Walter Chrysler's youth began 1878 in Ellis. When he was 17, he was hired as a sweeper and eventually became a machinist's apprentice.
It was during this period of his youth that he forged and tempered steel to make his own tools, that are referred to as the "tools that money couldn't buy."
Chrysler said he never forgot Ellis. The training he received in the railroad shops was the basis of the mechanical ability that brought him success. He felt he owed Ellis and its people a great deal for the wonderful youth they had given him. The people of Ellis did not forget him which is evident in the most meaningful memorial of all, the preservation of his boyhood home.

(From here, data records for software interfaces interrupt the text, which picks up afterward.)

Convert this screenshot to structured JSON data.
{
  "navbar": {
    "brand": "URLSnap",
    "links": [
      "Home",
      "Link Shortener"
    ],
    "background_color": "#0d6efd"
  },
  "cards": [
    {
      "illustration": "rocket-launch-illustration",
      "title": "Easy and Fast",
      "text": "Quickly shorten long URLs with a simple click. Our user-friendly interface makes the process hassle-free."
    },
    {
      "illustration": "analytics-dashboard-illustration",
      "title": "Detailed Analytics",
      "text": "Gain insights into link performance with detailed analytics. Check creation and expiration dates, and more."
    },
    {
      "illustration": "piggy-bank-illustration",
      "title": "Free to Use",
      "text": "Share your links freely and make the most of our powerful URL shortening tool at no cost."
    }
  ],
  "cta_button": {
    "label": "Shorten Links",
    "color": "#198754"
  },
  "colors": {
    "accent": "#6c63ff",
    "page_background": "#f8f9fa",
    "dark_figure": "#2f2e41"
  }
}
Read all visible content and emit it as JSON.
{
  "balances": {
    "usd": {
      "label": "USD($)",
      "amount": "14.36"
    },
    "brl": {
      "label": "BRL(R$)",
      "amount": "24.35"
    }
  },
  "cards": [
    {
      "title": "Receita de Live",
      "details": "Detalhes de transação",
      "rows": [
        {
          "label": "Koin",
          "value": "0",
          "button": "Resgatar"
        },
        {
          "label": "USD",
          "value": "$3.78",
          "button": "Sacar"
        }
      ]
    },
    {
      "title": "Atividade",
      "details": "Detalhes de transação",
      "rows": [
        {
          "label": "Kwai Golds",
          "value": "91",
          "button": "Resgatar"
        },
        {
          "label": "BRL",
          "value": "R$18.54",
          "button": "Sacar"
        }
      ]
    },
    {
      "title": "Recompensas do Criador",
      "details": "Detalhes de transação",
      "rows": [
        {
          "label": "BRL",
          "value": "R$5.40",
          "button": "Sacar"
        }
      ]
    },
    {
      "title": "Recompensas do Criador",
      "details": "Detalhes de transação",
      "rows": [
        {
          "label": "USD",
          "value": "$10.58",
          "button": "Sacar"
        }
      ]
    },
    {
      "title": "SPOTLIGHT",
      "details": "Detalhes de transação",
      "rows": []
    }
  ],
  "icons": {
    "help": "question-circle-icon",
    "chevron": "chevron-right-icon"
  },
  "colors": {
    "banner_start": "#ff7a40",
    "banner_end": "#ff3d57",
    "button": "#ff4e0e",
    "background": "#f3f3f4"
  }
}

The museum, located behind the home, is filled with many personal items that belonged to Chrysler. The shot gun he used duck hunting, jewelry, books, and photographs are just some of the personal artifacts on display. On exhibit is a 1924 Chrysler owned by Chrysler's great grandson, Frank Rhodes.